Oakland, CA – For the past 54 years, the Land and Water Conservation Fund has provided funding for the conservation of natural, historical and cultural resources with no with no dependence on taxpayers. Land and Water Conservation Funds are provided through royalty fees paid by energy companies drilling for oil and gas offshore of the United States.
LWCF expired on September 30, 2018. Since its expiration, $100 million has been collected and diverted from these investments – outdoor recreation and natural resource protection.
The East Bay Regional Park District supports full, permanent reinstatement of the Land and Water Conservation Fund.
“The Park District has received $16 million since the Land and Water Conservation Fund was established for numerous park and open space projects in the East Bay,” said East Bay Regional Park District General Manager Robert Doyle. “We call on the Senate and Congress to act now and reinstate the Land and Water Conservation Fund permanently with full funding.
Land and Water Conservation Fund projects include increased public access at Bay Point Regional Shoreline, increased public access Martin Luther King Jr. Regional Shoreline, new park lands at Point Pinole Regional Shoreline, trail enhancement at Oyster Bay Regional Shoreline, improvement of the Skyline National Recreation Trail at Redwood Regional Park, campground improvements at Anthony Chabot Regional Park, safe water access for visitors at Shadow Cliffs Regional Recreation Area, visitor center enhancements at Del Valle Regional Park picnic, and visitor improvements at Temescal Regional Recreation Area.
The Land and Water Conservation Fund was established in 1964 through a bi-partisan effort to invest in outdoor recreation and natural resource protection.

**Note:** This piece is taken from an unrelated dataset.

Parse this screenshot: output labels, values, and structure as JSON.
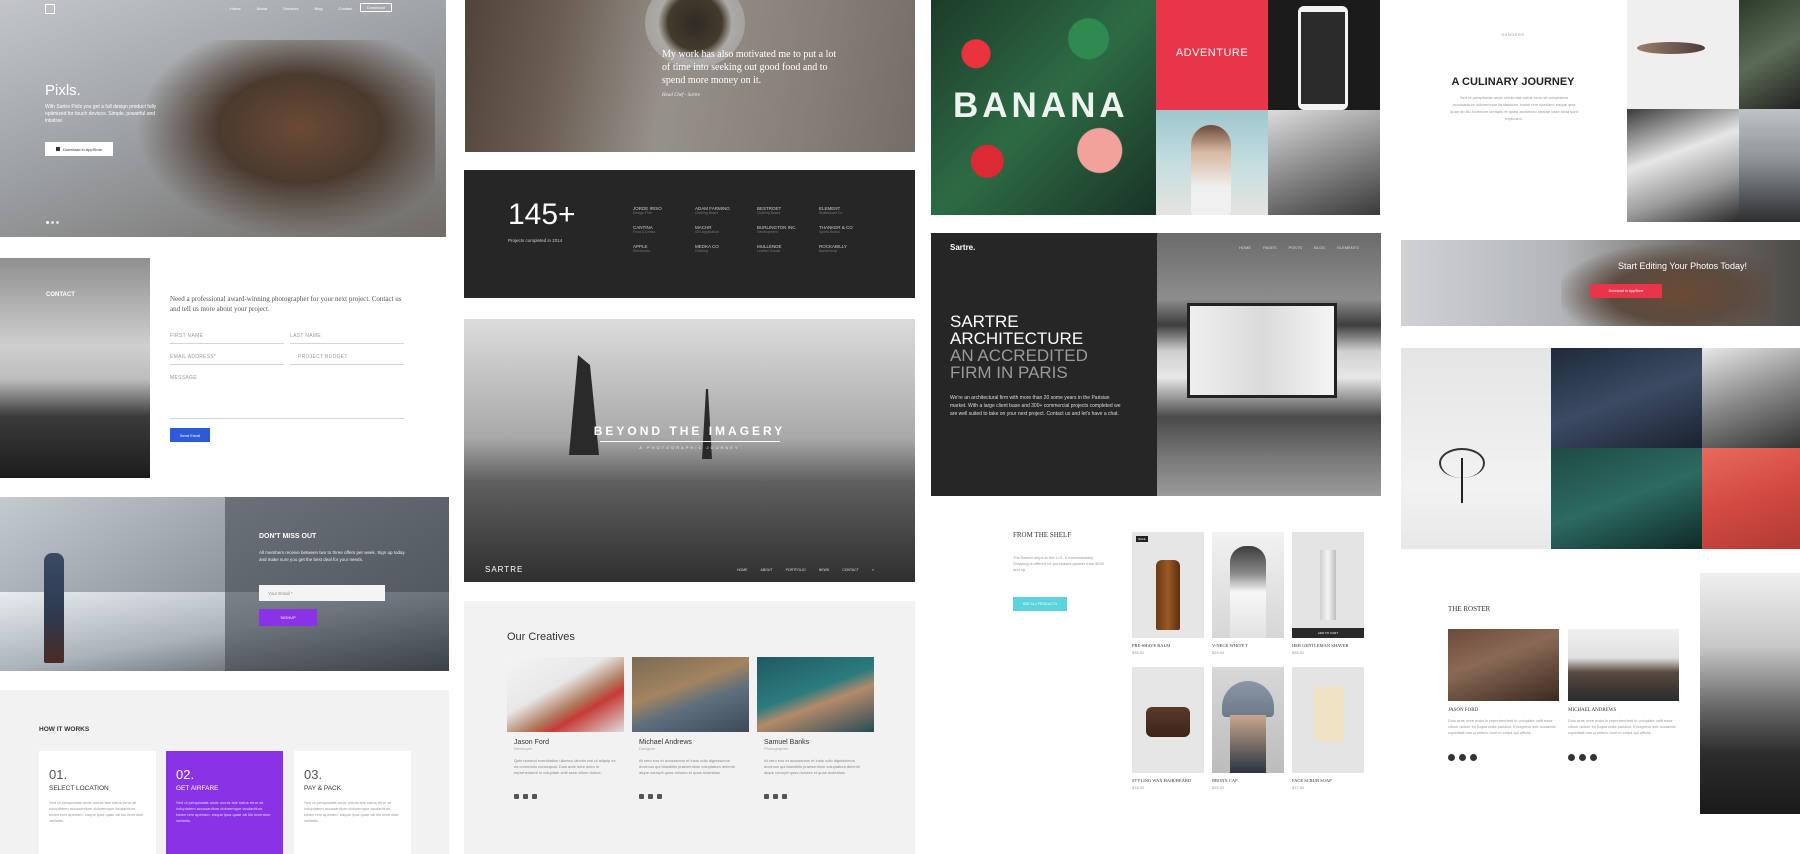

Since its inception, the Land and Water Conservation Fund has provided more than $16.7 billion in grant funding to state and local governments. It has provided $900 million annually through its grant program.
“To lose this great bi-partisan conservation effort that requires no taxpayer dollars would be one of the greatest conservation tragedies of our lifetime,” said Doyle. “The Land and Water Conservation Fund is an essential funding source for outdoor recreation and natural resources protection, including parks, open space, trails, shorelines.”
“National, state, regional and local parks are experiencing unprecedented growth in popularity while at the same time facing aging and deteriorating infrastructure where more funding is needed, not less,” added Doyle.
The Park District is the largest park district in the nation with 73 Regional Parks and over 121,000 acres of open space, including over 1,250 miles of trails for hiking, biking, horseback riding, and nature learning. The East Bay Regional Park District receives 25 million visits annually – more than the Oakland A’s, San Francisco Giants, Golden State Warriors, San Francisco 49ers, Oakland Raiders, San Jose Sharks and San Jose Earthquakes combined!
The Land and Water Conservation Fund is one of the best examples of national bi-partisanship. Congress needs to act now to ensure this historical landmark deal continues to provide benefits for generations to come. The East Bay Regional Park District urges full reinstatement of the Land and Water Conservation Fund.